Content starts

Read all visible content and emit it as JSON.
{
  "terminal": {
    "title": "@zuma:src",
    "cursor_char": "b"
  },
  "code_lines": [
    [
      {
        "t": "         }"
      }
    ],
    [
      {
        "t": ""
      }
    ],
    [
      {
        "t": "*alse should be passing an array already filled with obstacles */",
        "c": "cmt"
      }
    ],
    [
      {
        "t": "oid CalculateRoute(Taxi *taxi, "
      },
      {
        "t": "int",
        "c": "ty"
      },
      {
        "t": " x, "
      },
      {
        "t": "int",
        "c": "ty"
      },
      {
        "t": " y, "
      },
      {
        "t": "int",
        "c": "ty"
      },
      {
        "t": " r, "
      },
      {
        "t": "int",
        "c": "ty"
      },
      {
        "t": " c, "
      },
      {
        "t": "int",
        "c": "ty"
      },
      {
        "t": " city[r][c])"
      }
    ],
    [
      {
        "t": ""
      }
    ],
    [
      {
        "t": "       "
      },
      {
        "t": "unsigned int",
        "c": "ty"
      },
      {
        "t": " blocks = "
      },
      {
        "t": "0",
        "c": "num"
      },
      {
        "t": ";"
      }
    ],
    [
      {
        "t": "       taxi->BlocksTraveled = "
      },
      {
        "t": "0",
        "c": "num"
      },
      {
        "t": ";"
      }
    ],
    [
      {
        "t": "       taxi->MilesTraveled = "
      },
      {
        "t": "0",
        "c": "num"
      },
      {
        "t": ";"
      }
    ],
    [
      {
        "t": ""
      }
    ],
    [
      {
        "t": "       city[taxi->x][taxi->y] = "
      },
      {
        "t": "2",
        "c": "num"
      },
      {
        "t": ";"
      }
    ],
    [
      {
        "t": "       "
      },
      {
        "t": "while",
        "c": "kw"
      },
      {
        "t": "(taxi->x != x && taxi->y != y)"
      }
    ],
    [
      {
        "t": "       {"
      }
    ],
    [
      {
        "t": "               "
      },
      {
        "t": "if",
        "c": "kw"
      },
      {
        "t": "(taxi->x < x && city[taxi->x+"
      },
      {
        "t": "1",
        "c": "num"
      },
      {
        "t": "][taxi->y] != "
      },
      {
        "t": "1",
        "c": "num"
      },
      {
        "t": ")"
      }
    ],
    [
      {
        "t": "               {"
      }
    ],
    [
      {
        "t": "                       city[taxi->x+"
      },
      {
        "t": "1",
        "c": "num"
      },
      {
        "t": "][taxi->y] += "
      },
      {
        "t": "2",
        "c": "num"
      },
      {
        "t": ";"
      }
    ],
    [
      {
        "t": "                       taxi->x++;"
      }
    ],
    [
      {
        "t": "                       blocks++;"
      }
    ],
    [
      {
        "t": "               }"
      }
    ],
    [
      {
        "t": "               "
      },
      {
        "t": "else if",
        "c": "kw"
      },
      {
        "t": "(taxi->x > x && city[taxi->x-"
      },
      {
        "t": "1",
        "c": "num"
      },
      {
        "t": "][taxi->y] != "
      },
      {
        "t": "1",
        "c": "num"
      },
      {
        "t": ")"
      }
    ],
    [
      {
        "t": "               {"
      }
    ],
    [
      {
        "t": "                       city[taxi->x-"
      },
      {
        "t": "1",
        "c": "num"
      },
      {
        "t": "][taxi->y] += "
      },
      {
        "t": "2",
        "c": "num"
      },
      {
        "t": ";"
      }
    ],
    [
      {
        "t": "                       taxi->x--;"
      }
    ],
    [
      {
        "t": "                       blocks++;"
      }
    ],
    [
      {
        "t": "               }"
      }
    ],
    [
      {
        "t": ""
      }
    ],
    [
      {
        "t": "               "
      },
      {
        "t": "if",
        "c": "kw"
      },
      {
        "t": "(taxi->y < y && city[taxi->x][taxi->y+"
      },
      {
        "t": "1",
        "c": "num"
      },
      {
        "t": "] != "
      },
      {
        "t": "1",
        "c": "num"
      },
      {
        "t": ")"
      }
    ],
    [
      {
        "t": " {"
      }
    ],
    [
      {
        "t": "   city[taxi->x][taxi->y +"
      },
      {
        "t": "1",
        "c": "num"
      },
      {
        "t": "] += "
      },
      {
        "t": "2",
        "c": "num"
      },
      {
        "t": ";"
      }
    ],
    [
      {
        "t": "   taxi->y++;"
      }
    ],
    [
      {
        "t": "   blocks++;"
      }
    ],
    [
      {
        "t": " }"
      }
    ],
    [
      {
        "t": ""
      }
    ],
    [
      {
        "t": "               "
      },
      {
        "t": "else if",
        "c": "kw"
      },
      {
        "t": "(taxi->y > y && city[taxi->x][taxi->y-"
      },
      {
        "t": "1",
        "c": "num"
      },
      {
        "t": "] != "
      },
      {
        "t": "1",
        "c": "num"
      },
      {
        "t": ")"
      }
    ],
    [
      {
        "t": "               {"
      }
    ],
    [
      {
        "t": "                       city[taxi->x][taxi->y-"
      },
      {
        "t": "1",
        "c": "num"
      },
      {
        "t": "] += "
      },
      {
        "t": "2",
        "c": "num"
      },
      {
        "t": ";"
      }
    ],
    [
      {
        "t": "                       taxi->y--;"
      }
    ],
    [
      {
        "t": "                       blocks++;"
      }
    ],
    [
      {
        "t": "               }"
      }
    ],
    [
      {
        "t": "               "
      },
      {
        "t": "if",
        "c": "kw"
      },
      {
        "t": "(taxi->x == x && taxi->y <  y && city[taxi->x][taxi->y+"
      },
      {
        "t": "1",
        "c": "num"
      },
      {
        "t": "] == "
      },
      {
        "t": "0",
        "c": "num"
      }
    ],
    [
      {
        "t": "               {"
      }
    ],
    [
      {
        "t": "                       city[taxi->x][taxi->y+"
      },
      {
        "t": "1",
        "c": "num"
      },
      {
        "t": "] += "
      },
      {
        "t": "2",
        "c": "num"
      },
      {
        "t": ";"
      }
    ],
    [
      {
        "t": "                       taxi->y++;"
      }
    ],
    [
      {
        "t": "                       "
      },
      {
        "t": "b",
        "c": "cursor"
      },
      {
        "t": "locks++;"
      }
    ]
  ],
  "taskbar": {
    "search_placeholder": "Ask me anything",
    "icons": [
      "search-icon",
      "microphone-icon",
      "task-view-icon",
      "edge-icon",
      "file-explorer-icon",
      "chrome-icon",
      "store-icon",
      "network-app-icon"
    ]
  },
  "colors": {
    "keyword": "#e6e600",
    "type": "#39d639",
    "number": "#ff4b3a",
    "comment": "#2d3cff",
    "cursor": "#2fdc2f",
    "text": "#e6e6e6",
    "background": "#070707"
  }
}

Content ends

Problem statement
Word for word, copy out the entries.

Answer box
Read all visible content and emit it as JSON.
{
  "terminal": {
    "title": "@zuma:src",
    "cursor_char": "b"
  },
  "code_lines": [
    [
      {
        "t": "         }"
      }
    ],
    [
      {
        "t": ""
      }
    ],
    [
      {
        "t": "*alse should be passing an array already filled with obstacles */",
        "c": "cmt"
      }
    ],
    [
      {
        "t": "oid CalculateRoute(Taxi *taxi, "
      },
      {
        "t": "int",
        "c": "ty"
      },
      {
        "t": " x, "
      },
      {
        "t": "int",
        "c": "ty"
      },
      {
        "t": " y, "
      },
      {
        "t": "int",
        "c": "ty"
      },
      {
        "t": " r, "
      },
      {
        "t": "int",
        "c": "ty"
      },
      {
        "t": " c, "
      },
      {
        "t": "int",
        "c": "ty"
      },
      {
        "t": " city[r][c])"
      }
    ],
    [
      {
        "t": ""
      }
    ],
    [
      {
        "t": "       "
      },
      {
        "t": "unsigned int",
        "c": "ty"
      },
      {
        "t": " blocks = "
      },
      {
        "t": "0",
        "c": "num"
      },
      {
        "t": ";"
      }
    ],
    [
      {
        "t": "       taxi->BlocksTraveled = "
      },
      {
        "t": "0",
        "c": "num"
      },
      {
        "t": ";"
      }
    ],
    [
      {
        "t": "       taxi->MilesTraveled = "
      },
      {
        "t": "0",
        "c": "num"
      },
      {
        "t": ";"
      }
    ],
    [
      {
        "t": ""
      }
    ],
    [
      {
        "t": "       city[taxi->x][taxi->y] = "
      },
      {
        "t": "2",
        "c": "num"
      },
      {
        "t": ";"
      }
    ],
    [
      {
        "t": "       "
      },
      {
        "t": "while",
        "c": "kw"
      },
      {
        "t": "(taxi->x != x && taxi->y != y)"
      }
    ],
    [
      {
        "t": "       {"
      }
    ],
    [
      {
        "t": "               "
      },
      {
        "t": "if",
        "c": "kw"
      },
      {
        "t": "(taxi->x < x && city[taxi->x+"
      },
      {
        "t": "1",
        "c": "num"
      },
      {
        "t": "][taxi->y] != "
      },
      {
        "t": "1",
        "c": "num"
      },
      {
        "t": ")"
      }
    ],
    [
      {
        "t": "               {"
      }
    ],
    [
      {
        "t": "                       city[taxi->x+"
      },
      {
        "t": "1",
        "c": "num"
      },
      {
        "t": "][taxi->y] += "
      },
      {
        "t": "2",
        "c": "num"
      },
      {
        "t": ";"
      }
    ],
    [
      {
        "t": "                       taxi->x++;"
      }
    ],
    [
      {
        "t": "                       blocks++;"
      }
    ],
    [
      {
        "t": "               }"
      }
    ],
    [
      {
        "t": "               "
      },
      {
        "t": "else if",
        "c": "kw"
      },
      {
        "t": "(taxi->x > x && city[taxi->x-"
      },
      {
        "t": "1",
        "c": "num"
      },
      {
        "t": "][taxi->y] != "
      },
      {
        "t": "1",
        "c": "num"
      },
      {
        "t": ")"
      }
    ],
    [
      {
        "t": "               {"
      }
    ],
    [
      {
        "t": "                       city[taxi->x-"
      },
      {
        "t": "1",
        "c": "num"
      },
      {
        "t": "][taxi->y] += "
      },
      {
        "t": "2",
        "c": "num"
      },
      {
        "t": ";"
      }
    ],
    [
      {
        "t": "                       taxi->x--;"
      }
    ],
    [
      {
        "t": "                       blocks++;"
      }
    ],
    [
      {
        "t": "               }"
      }
    ],
    [
      {
        "t": ""
      }
    ],
    [
      {
        "t": "               "
      },
      {
        "t": "if",
        "c": "kw"
      },
      {
        "t": "(taxi->y < y && city[taxi->x][taxi->y+"
      },
      {
        "t": "1",
        "c": "num"
      },
      {
        "t": "] != "
      },
      {
        "t": "1",
        "c": "num"
      },
      {
        "t": ")"
      }
    ],
    [
      {
        "t": " {"
      }
    ],
    [
      {
        "t": "   city[taxi->x][taxi->y +"
      },
      {
        "t": "1",
        "c": "num"
      },
      {
        "t": "] += "
      },
      {
        "t": "2",
        "c": "num"
      },
      {
        "t": ";"
      }
    ],
    [
      {
        "t": "   taxi->y++;"
      }
    ],
    [
      {
        "t": "   blocks++;"
      }
    ],
    [
      {
        "t": " }"
      }
    ],
    [
      {
        "t": ""
      }
    ],
    [
      {
        "t": "               "
      },
      {
        "t": "else if",
        "c": "kw"
      },
      {
        "t": "(taxi->y > y && city[taxi->x][taxi->y-"
      },
      {
        "t": "1",
        "c": "num"
      },
      {
        "t": "] != "
      },
      {
        "t": "1",
        "c": "num"
      },
      {
        "t": ")"
      }
    ],
    [
      {
        "t": "               {"
      }
    ],
    [
      {
        "t": "                       city[taxi->x][taxi->y-"
      },
      {
        "t": "1",
        "c": "num"
      },
      {
        "t": "] += "
      },
      {
        "t": "2",
        "c": "num"
      },
      {
        "t": ";"
      }
    ],
    [
      {
        "t": "                       taxi->y--;"
      }
    ],
    [
      {
        "t": "                       blocks++;"
      }
    ],
    [
      {
        "t": "               }"
      }
    ],
    [
      {
        "t": "               "
      },
      {
        "t": "if",
        "c": "kw"
      },
      {
        "t": "(taxi->x == x && taxi->y <  y && city[taxi->x][taxi->y+"
      },
      {
        "t": "1",
        "c": "num"
      },
      {
        "t": "] == "
      },
      {
        "t": "0",
        "c": "num"
      }
    ],
    [
      {
        "t": "               {"
      }
    ],
    [
      {
        "t": "                       city[taxi->x][taxi->y+"
      },
      {
        "t": "1",
        "c": "num"
      },
      {
        "t": "] += "
      },
      {
        "t": "2",
        "c": "num"
      },
      {
        "t": ";"
      }
    ],
    [
      {
        "t": "                       taxi->y++;"
      }
    ],
    [
      {
        "t": "                       "
      },
      {
        "t": "b",
        "c": "cursor"
      },
      {
        "t": "locks++;"
      }
    ]
  ],
  "taskbar": {
    "search_placeholder": "Ask me anything",
    "icons": [
      "search-icon",
      "microphone-icon",
      "task-view-icon",
      "edge-icon",
      "file-explorer-icon",
      "chrome-icon",
      "store-icon",
      "network-app-icon"
    ]
  },
  "colors": {
    "keyword": "#e6e600",
    "type": "#39d639",
    "number": "#ff4b3a",
    "comment": "#2d3cff",
    "cursor": "#2fdc2f",
    "text": "#e6e6e6",
    "background": "#070707"
  }
}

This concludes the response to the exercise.